Friday, March 13, 2009

New sister blog, Recipes of the Yum

Sorry for the long absence; I keep forgetting to make a relay post here when I update Recipes of the Damned. Aren't there supposed to be robots to handle that for me? Anyway, I've been posting new content, and I've also created a sister site, Recipes of the Yum, to show off the good stuff I've been cooking.

Current highlight on RotD: Pigs in a Twinkie. Yes, really.

Current highlight on RotY: roasted chicken, parsnips and Brussels sprouts, plus pearl couscous salad.

Come check them out!

Sunday, January 18, 2009

More updates at the new site. Are you a cooking elitist? I guess I am, depending on how you define it.

Tuesday, January 6, 2009

New post at First Work-Night Cooking in Years

I've just updated Recipes of the Damned with a post about tonight's dinner, Asian Beef and Lettuce Wraps. Not actually very damned, but damned good. Check it out!

Saturday, December 27, 2008

New post on the new site

In which I look at Cool Whip in a can, pre-peeled and cubed potatoes for mashing, and mini Hershey's Kiss cookies. Check it out here.

Friday, December 26, 2008

New Year, New Site, New Cooking

I've bought my own domain for this effort, and am going to be updating the blog over at Recipes of the Damned. I'll do some cross-posting for a while, but do please update your bookmarks.

I'm also going to be relaunching my efforts. My work schedule, which has been the bane of my existence for an awfully long time, is changing. Instead of walking in the door at about 9:15 pm, I will be getting home some time between 6:30 and 6:45 pm. Which means I can spend an hour in the kitchen and still have dinner ready before I was usually even logging off at the office. So I plan to do so. Starting in January I will be challenging myself to cook dinner as many nights as possible, with a limit of one hour of labor in the kitchen on weeknights. And I'll write about it: The planning that helps me succeed, the inevitable mistakes, the ways that one can still avoid the trap of packaged mixes and Jell-O. (I have eaten a fair bit of take-out and Boboli pizza this year, but I have not eaten any Jell-O!)

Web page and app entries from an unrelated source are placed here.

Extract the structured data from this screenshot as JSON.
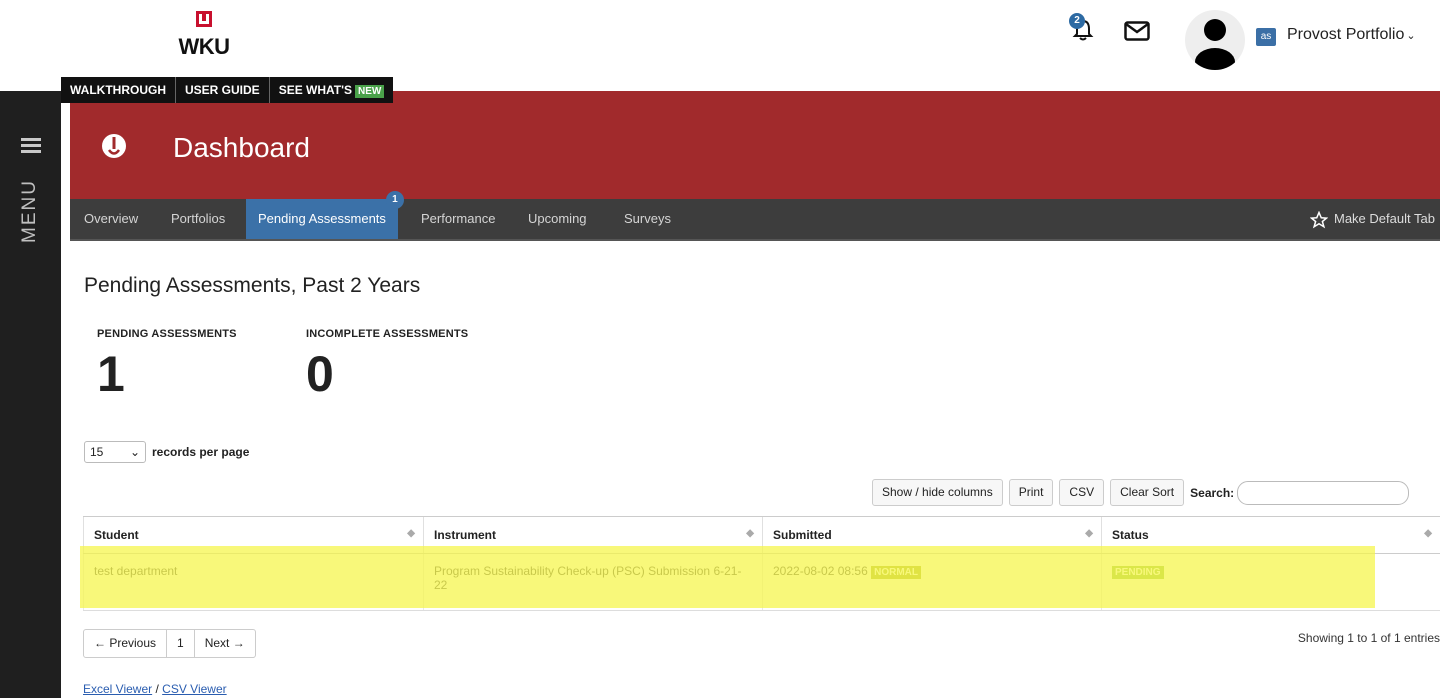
{
  "header": {
    "logo_text": "WKU",
    "notifications_count": "2",
    "account_badge": "as",
    "account_name": "Provost Portfolio"
  },
  "help_links": {
    "walkthrough": "WALKTHROUGH",
    "user_guide": "USER GUIDE",
    "see_whats": "SEE WHAT'S",
    "new_badge": "NEW"
  },
  "menu": {
    "label": "MENU"
  },
  "banner": {
    "title": "Dashboard"
  },
  "tabs": [
    {
      "label": "Overview"
    },
    {
      "label": "Portfolios"
    },
    {
      "label": "Pending Assessments",
      "badge": "1"
    },
    {
      "label": "Performance"
    },
    {
      "label": "Upcoming"
    },
    {
      "label": "Surveys"
    }
  ],
  "make_default_label": "Make Default Tab",
  "section_title": "Pending Assessments, Past 2 Years",
  "stats": {
    "pending": {
      "label_a": "PENDING",
      "label_b": "ASSESSMENTS",
      "value": "1"
    },
    "incomplete": {
      "label_a": "INCOMPLETE",
      "label_b": "ASSESSMENTS",
      "value": "0"
    }
  },
  "per_page": {
    "value": "15",
    "label": "records per page"
  },
  "toolbar": {
    "show_hide": "Show / hide columns",
    "print": "Print",
    "csv": "CSV",
    "clear_sort": "Clear Sort",
    "search_label": "Search:"
  },
  "table": {
    "columns": [
      "Student",
      "Instrument",
      "Submitted",
      "Status"
    ],
    "rows": [
      {
        "student": "test department",
        "instrument": "Program Sustainability Check-up (PSC) Submission 6-21-22",
        "submitted": "2022-08-02 08:56",
        "submitted_badge": "NORMAL",
        "status": "PENDING"
      }
    ]
  },
  "pagination": {
    "previous": "← Previous",
    "page": "1",
    "next": "Next →"
  },
  "showing": "Showing 1 to 1 of 1 entries",
  "viewers": {
    "excel": "Excel Viewer",
    "separator": " / ",
    "csv": "CSV Viewer"
  },
  "colors": {
    "banner": "#a12a2c",
    "tab_active": "#3b71a8",
    "highlight": "#f5f546"
  }
}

Come join me at the new site, and please jump into the conversation. I'm looking forward to it.

Happy holidays to you and yours!


Saturday, November 29, 2008

Post-Thanksgiving Roundup

I'm doing a very short post now, but will post more within the coming week--taking advantage of vacation time. I promise that in the not-too-distant future my out-of-control work schedule will be somewhat tamed and I will be making more regular appearances. I'm also in the process of getting my own domain--more info on that to come.

This was our fourth year of hosting a vegetarian party, anchored not with Tofurky but with a seitan "pot roast." Much tastier, and surprisingly easy to make; most of the time involved is spent letting it cook, making it a good choice when one is laboring over the many side dishes. Photos can be found here. Despite our best efforts to get the guests to carry away as many of the leftovers as possible we still have a fridge and freezer full of food, and have no excuse for buying any more groceries for about a week.

I had to work the three days before, and spent some of the less-frenzied time surfing pre-Thanksgiving writing. This Slate piece details taste comparisons of vegetarian turkey analogs, though not really an equivalent of my homemade seitan. I'm not that crazy about Tofurky; as the reviewers do, I find it palatable but not great. With the seitan I get a lot more control over the final flavor.

Slate also amused me with this article about why food writers find this such a challenging holiday; it's hard to be truly inventive and write something new when the traditional meal structure is such a powerful force. "It's like redrawing the Kama Sutra when readers really only care about the missionary position," says the author.

Food Books
A bit ago I finally got around to reading Michael Pollan's In Defense of Food. As I had suspected, Pollan rather beautifully lays out the ethical and historical underpinnings of the Recipes of the Damned--even to the point of advising readers to avoid purchasing food at gas stations. Which means I can spend less time elaborating that in my book proposal, and more time making fun of Jell-O.